Lastly, consider companion planting as a way to naturally deter weeds from your garden beds. Some plants have allelopathic properties that hinder the growth of other plants around them. For example, planting marigolds or sunflowers near vegetables can help discourage certain types of weeds.

By implementing these tips and tricks, gardeners can create weed-free beds that require less time and effort spent on weeding. Prevention is always better than cure when it comes to controlling weeds in gardening, and starting with clean soil, solarizing, mulching, and companion planting are effective strategies to achieve a weed-free garden.

Maintaining Weed-Free Gardens

In conclusion, preventing and controlling weeds in our gardens is essential for maintaining their health and beauty. By implementing the strategies outlined in this article, individuals can effectively keep weeds at bay and ensure that their plants thrive.

One of the most important long-term strategies for weed control is regular maintenance. This includes regularly inspecting the garden for any signs of weeds and promptly removing them before they have a chance to spread. Additionally, keeping the garden neat and tidy by removing debris and fallen leaves can help prevent weed seeds from taking root.

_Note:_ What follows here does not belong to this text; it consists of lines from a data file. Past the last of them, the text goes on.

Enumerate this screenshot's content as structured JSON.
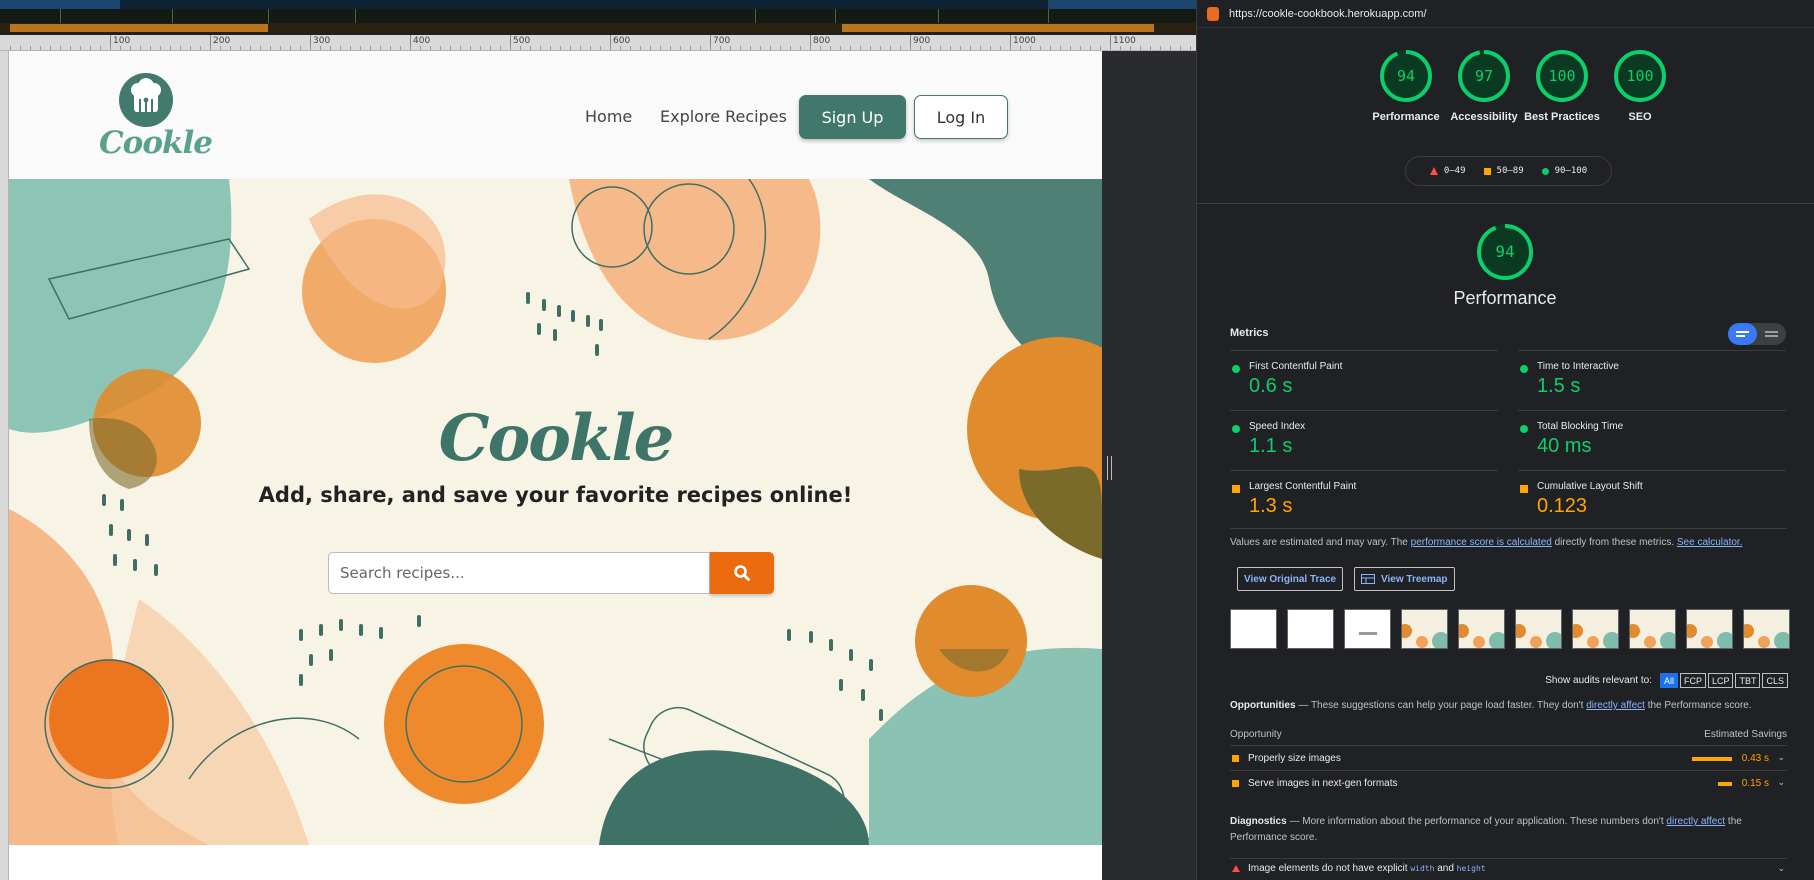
{
  "ruler": {
    "marks": [
      "100",
      "200",
      "300",
      "400",
      "500",
      "600",
      "700",
      "800",
      "900",
      "1000",
      "1100"
    ]
  },
  "site": {
    "logo": {
      "text": "Cookle"
    },
    "nav": {
      "home": "Home",
      "explore": "Explore Recipes",
      "signup": "Sign Up",
      "login": "Log In"
    },
    "hero": {
      "title": "Cookle",
      "tagline": "Add, share, and save your favorite recipes online!",
      "search_placeholder": "Search recipes..."
    },
    "colors": {
      "brand_green": "#40786c",
      "accent_orange": "#ec6b0f",
      "hero_bg": "#f7f4e6"
    }
  },
  "lighthouse": {
    "url": "https://cookle-cookbook.herokuapp.com/",
    "gauges": [
      {
        "score": "94",
        "label": "Performance",
        "fraction": 0.94
      },
      {
        "score": "97",
        "label": "Accessibility",
        "fraction": 0.97
      },
      {
        "score": "100",
        "label": "Best Practices",
        "fraction": 1.0
      },
      {
        "score": "100",
        "label": "SEO",
        "fraction": 1.0
      }
    ],
    "legend": {
      "fail": "0–49",
      "average": "50–89",
      "pass": "90–100"
    },
    "main": {
      "score": "94",
      "title": "Performance",
      "fraction": 0.94
    },
    "metrics_title": "Metrics",
    "metrics": [
      {
        "name": "First Contentful Paint",
        "value": "0.6 s",
        "status": "good"
      },
      {
        "name": "Time to Interactive",
        "value": "1.5 s",
        "status": "good"
      },
      {
        "name": "Speed Index",
        "value": "1.1 s",
        "status": "good"
      },
      {
        "name": "Total Blocking Time",
        "value": "40 ms",
        "status": "good"
      },
      {
        "name": "Largest Contentful Paint",
        "value": "1.3 s",
        "status": "average"
      },
      {
        "name": "Cumulative Layout Shift",
        "value": "0.123",
        "status": "average"
      }
    ],
    "note": {
      "prefix": "Values are estimated and may vary. The ",
      "link1": "performance score is calculated",
      "middle": " directly from these metrics. ",
      "link2": "See calculator."
    },
    "buttons": {
      "trace": "View Original Trace",
      "treemap": "View Treemap"
    },
    "filter": {
      "label": "Show audits relevant to:",
      "chips": [
        "All",
        "FCP",
        "LCP",
        "TBT",
        "CLS"
      ]
    },
    "opportunities": {
      "title": "Opportunities",
      "desc_prefix": " — These suggestions can help your page load faster. They don't ",
      "desc_link": "directly affect",
      "desc_suffix": " the Performance score.",
      "col_left": "Opportunity",
      "col_right": "Estimated Savings",
      "items": [
        {
          "name": "Properly size images",
          "value": "0.43 s",
          "fraction": 0.43
        },
        {
          "name": "Serve images in next-gen formats",
          "value": "0.15 s",
          "fraction": 0.15
        }
      ]
    },
    "diagnostics": {
      "title": "Diagnostics",
      "desc_prefix": " — More information about the performance of your application. These numbers don't ",
      "desc_link": "directly affect",
      "desc_suffix": " the Performance score.",
      "item_prefix": "Image elements do not have explicit ",
      "item_code1": "width",
      "item_and": " and ",
      "item_code2": "height"
    }
  }
}
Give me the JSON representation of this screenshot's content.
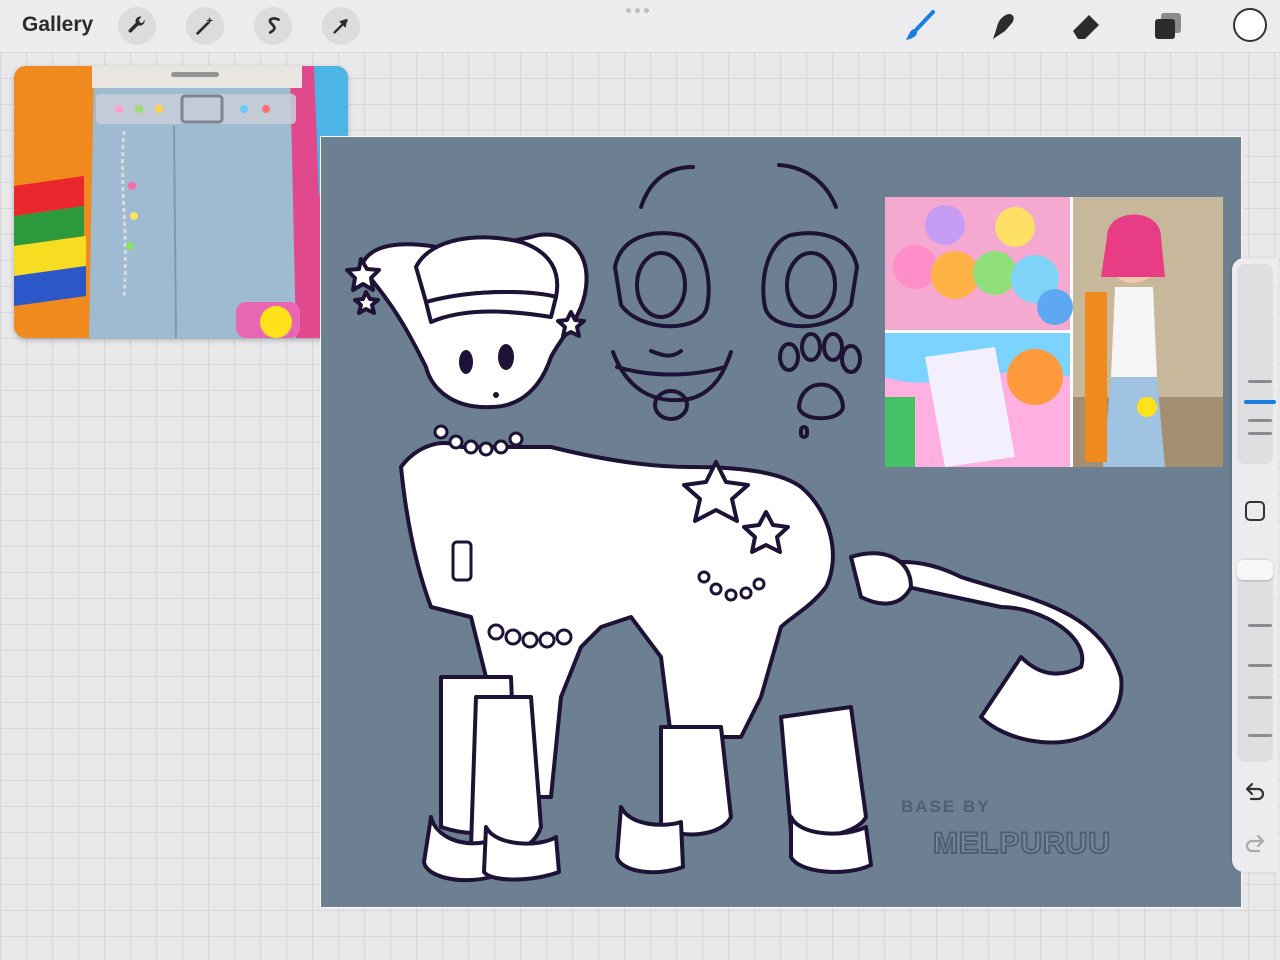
{
  "topbar": {
    "gallery_label": "Gallery",
    "tools_left": [
      {
        "name": "actions",
        "icon": "wrench-icon"
      },
      {
        "name": "adjustments",
        "icon": "magic-wand-icon"
      },
      {
        "name": "selection",
        "icon": "selection-s-icon"
      },
      {
        "name": "transform",
        "icon": "arrow-cursor-icon"
      }
    ],
    "tools_right": [
      {
        "name": "brush",
        "icon": "brush-icon",
        "active": true
      },
      {
        "name": "smudge",
        "icon": "smudge-icon"
      },
      {
        "name": "eraser",
        "icon": "eraser-icon"
      },
      {
        "name": "layers",
        "icon": "layers-icon"
      }
    ],
    "current_color": "#ffffff",
    "accent_color": "#1a7ee0"
  },
  "canvas": {
    "background_color": "#6c8091",
    "line_color": "#1e1236",
    "watermark": {
      "line1": "BASE BY",
      "line2": "MELPURUU"
    }
  },
  "sidebar": {
    "brush_size_level": 0.45,
    "opacity_level": 1.0,
    "modify_button_icon": "square-icon",
    "undo_icon": "undo-icon",
    "redo_icon": "redo-icon"
  }
}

Another key strategy is creating a barrier between the soil and potential weed seeds. Mulching is an effective method that can suppress weed growth by blocking sunlight, preventing germination, and conserving moisture in the soil. By using organic mulch such as wood chips or straw, gardeners can also improve soil health over time as the mulch breaks down and enriches the soil.

Lastly, implementing preventative measures such as proper pruning techniques and utilizing high-tech solutions can significantly reduce weed growth in the long run. Regular pruning helps maintain plant density, reducing competition with weeds for sunlight, water, and nutrients. Furthermore, innovations in weed control such as flame weeding or weed-whacking robots offer efficient alternatives to manual labor.

Frequently Asked Questions

What is the most effective weeding method?

The most effective weeding method largely depends on the specific situation and type of weeds present. However, one commonly recommended technique is hand pulling or digging. This method involves physically removing the weeds from the ground using appropriate tools like a garden hoe or hand trowel.

Hand pulling allows for precise removal and ensures that weeds are entirely uprooted, including their roots, minimizing the chances of regrowth. It is particularly effective for small to medium-sized areas with manageable weed populations as it allows for selective weed removal without damaging desired plants nearby.

What are the different methods of weeding?

There are several methods of weeding that gardeners can employ depending on their preferences, resources, and the scale of infestation. Apart from hand pulling or digging mentioned earlier, another common method is using mechanical tools such as weed trimmers or lawn mowers. These tools help cut down weeds at or near ground level but may not remove the entire root system, enabling regrowth over time.

Chemical herbicides are also frequently used for weeding and come in various forms like sprays or granules designed to target specific types of weeds. However, caution must be exercised while using chemical herbicides as they can potentially harm desired plants if not applied correctly.

What are the 4 methods of controlling weeds?

There are four primary methods of controlling weeds: cultural control, physical control, chemical control, and biological control. Cultural control involves implementing practices that hinder weed growth such as regular mulching to smother emerging weeds or proper irrigation and fertilization to promote strong competition from desired plants against weed establishment.

Physical control methods include manual techniques like hand pulling or using mechanical tools as well as employing barriers like landscape fabric to prevent weed growth in certain areas.